Last year the IWC held a very successful IWC workshop on welfare issues associated with the entanglement of large whales. This year, the Working Group and the Commission endorsed a proposal by Australia Norway and the USA to take forward recommendations from that workshop. The short-term initiatives include: convening a 2nd workshop; beginning capacity building in identified countries and regions; and establishing a standing group of experts to advise member countries upon request. The long-term initiatives include: assisting member countries to undertake research; promoting cooperative research; and identifying experts and sources of further information. An IWC voluntary fund will be established to assist with the cost of these actions. The details can be found in Appendix 4 of the Working Group report.
The final Item considered on Day 1 related to work on the Revised Management Scheme (RMS). Apart from the work of the Scientific Committee on the Revised Management Procedure, the Commission has not focused on this item for several years, rather directing its efforts to discussions on the Future of the IWC. In addition to some general matters relating to technical aspects of the RMP, the Committee focussed on specific implementations and reviews. The purpose of these is to review all of the available information for a specific species/area combination, ensure that scientific uncertainty is fully taken into account through simulation trials, and, should the Commission request it, be able to determine safe catch limits. As there is a moratorium in place on commercial whaling, the Commission does not usually request that the final stage of calculating catch limits occurs, although it did request such information last year in the context of the Future of the IWC discussions. This year the Scientific Committee reported on progress with an Implementation Review of western North Pacific common minke whales. Given the technical complexity, the Committee informed the Commission that the review would now be completed in 2013, rather than the originally anticipated 2012. The Committee also reported on follow-up work related to the completed implementations of western North Pacific Bryde’s whales, North Atlantic fin whales and North Atlantic common minke whales. In the Commission discussions, some countries criticised the current catching of fin whales by Iceland.
Scientific Committee (Norway)
(and pre-meetings of the Scientific Committee on 28 and 29 May*)

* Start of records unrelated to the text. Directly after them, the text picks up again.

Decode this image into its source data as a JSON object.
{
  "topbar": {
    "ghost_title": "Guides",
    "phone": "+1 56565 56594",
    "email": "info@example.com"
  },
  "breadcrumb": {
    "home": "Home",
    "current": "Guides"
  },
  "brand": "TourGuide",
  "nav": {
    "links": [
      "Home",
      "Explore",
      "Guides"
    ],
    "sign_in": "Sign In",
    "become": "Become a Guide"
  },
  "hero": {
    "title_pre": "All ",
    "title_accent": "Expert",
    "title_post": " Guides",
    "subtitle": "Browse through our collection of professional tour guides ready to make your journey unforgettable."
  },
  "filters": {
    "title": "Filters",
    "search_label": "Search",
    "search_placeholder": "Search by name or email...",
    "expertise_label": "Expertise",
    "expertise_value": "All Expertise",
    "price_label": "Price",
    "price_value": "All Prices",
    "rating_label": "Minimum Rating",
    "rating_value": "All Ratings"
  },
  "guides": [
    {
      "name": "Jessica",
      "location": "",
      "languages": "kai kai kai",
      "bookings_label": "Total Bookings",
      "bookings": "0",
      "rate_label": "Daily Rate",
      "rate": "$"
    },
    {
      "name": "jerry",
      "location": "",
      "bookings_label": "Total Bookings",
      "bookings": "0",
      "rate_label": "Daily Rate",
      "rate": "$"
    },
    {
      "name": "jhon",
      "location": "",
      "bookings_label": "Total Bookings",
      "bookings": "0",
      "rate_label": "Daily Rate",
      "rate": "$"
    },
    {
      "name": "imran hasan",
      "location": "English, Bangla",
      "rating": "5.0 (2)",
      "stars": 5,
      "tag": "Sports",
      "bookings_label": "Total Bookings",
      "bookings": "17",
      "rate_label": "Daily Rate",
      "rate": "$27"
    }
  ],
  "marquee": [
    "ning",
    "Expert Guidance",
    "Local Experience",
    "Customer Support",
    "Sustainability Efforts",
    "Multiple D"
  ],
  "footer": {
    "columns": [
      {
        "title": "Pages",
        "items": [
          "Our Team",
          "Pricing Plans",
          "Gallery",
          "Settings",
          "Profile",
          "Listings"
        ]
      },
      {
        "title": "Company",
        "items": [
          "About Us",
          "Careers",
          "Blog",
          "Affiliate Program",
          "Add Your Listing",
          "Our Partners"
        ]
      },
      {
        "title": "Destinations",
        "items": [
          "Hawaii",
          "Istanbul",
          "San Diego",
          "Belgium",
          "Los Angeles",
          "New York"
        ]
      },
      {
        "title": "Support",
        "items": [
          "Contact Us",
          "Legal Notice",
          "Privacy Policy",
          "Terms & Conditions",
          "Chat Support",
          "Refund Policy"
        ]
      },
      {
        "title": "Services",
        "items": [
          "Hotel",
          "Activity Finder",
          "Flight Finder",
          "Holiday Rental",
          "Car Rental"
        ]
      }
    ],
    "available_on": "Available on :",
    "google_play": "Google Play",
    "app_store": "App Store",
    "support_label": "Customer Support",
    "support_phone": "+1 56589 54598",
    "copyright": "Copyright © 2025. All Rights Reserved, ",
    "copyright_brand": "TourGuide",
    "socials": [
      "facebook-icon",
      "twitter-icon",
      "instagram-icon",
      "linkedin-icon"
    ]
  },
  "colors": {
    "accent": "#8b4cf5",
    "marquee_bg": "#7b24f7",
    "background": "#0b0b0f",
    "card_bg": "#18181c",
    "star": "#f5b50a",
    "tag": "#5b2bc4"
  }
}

|4||Mon||30 May||Introductory Plenary**||Reading|
|5||Tues||31 May||Sub-committee introductions||Reading|
|6||Weds||1 June||Sub-committee meetings|
|13||Weds||8 June||Rest day|
|14||Thur||9 June||Scientific Committee Plenary|
|17||Sun||12 June||Scientific Committee Convenors Meeting|
Commission and sub-groups (Jersey)
|2||Mon||4 July||Registration (delegates, observers)|
|6||Fri||8 July||Report preparation and review|
|7||Sat||9 July||Document translation and Plenary set-up|
|8||Sun||10 July||Registration (delegates, observers and media)
Private Commissioner’s Meeting
63rd Annual Commission Meeting
|13||Fri||15 July||Equipment dismantle (no meetings)|
|*Possible pre-meetings include: AWMP gray whale Implementation Review; Western North Pacific common minke whale Implementation Review; Assessment of humpback whale Breeding Stock B
**Including welcome address from Norway
|WKM||Working Group on Whale Killing Methods and Associated Welfare Issues|
|ASW||Aboriginal Whaling Sub-committee|
|BSC||Budgetary Sub-committee (not open to GO/IGO/NGO observers)|
|F&A||Finance and Administration Committee (not open to GO/IGO/NGO observers)|